MANILA, Philippines – Bunawan, Agusan del Sur Mayor Edwin Elorde on Monday said the caretakers of "Lolong", the world's largest crocodile in captivity, did their best in attending to the needs of the giant reptile before its death on Sunday.
Lolong died past 8 p.m. on Sunday. It is set to undergo necropsy to determine the cause of its death.
"Ginawa talaga namin sa abot ng aming kakayahan, our very best. Tini-treat namin si Lolong as VIP, together with our partner agencies, DENR (Department of Environment and Natural Resources) at Davao Crocodile Park tumutulong talaga sa amin," Elorde told ABS-CBN's "Umagang Kay Ganda".
"So iyun lang ang problema, 'di naman natin control ang buhay ng isang bagay. Ma-found out lang ito kung mabuksan ang katawan."
Lolong, which measured 6.2 meters (20 feet and 4 inches), dislodged then world record holder Cassius of Australia from being the largest crocodile in captivity. Cassius measured at 5.48 meters.
It was named after the late crocodile hunter, Ernesto "Lolong" Goloran Cañete.
According to Elorde, Lolong seemed normal in the days leading up to its death last night. However, he noted that the giant crocodile did not eat during its feeding days last January 23 and February 3.
Elorded added that the distension on Lolong's right stomach was only observed yesterday.
"Actually binisita pa siya ng mga partners namin from agencies - government and private sectors - last January 31 and last December para ma-closely monitor ang health niya," he said.
Initial assessment by Dr. Alex Cullantes of the Davao Crocodile Park, meanwhile, said the sudden changes in temperature in the province may have also affected the health of the giant reptile.

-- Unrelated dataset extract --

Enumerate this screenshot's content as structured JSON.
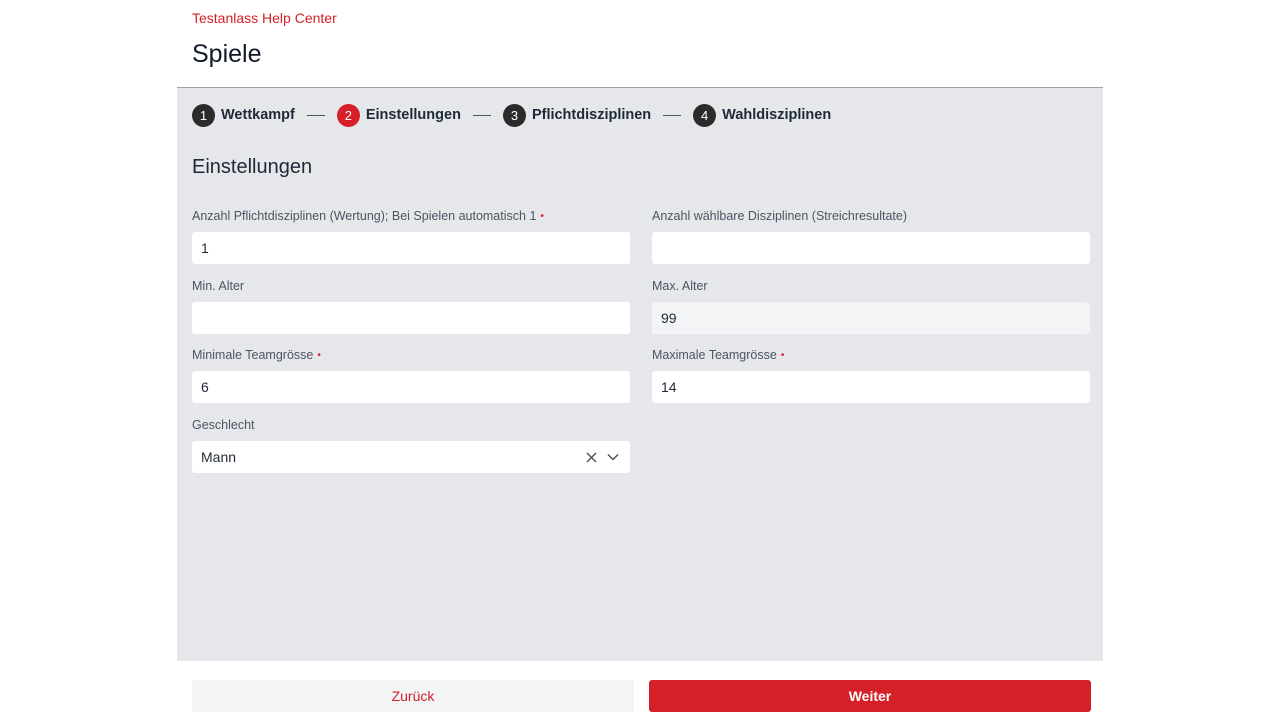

Elorde said the remains of Lolong are being preserved using ice while waiting for the experts who will conduct the necropsy.
Animal rights group wanted Lolong freed
The decision to hold Lolong in captivity was met with great opposition by animal rights activists, particularly the People for the Ethical Treatment of Animals (PETA).
PETA senior campaigner Ashley Funo had said that "the physical and mental frustrations of captivity often lead to abnormal, neurotic, and even self-destructive behaviors in animals, called 'zoochosis.' This mental illness is marked in other species by symptoms such as pacing, neck-twisting, head-bobbing, bar-biting, and other repetitive behaviors"
The Protected Areas and Wildlife Bureau (PAWB), however, said the giant crocodile should not be released into the wild since its size makes it a "nuisance."
Lolong was believed to have eaten a man who went missing and killed a 12-year-old girl.
An eco-park was eventually set up for Lolong, drawing tourists from around the world who wanted to see the Guinness record holder. – with reports from Richmond Hinayon, ABS-CBN News Caraga; and ANC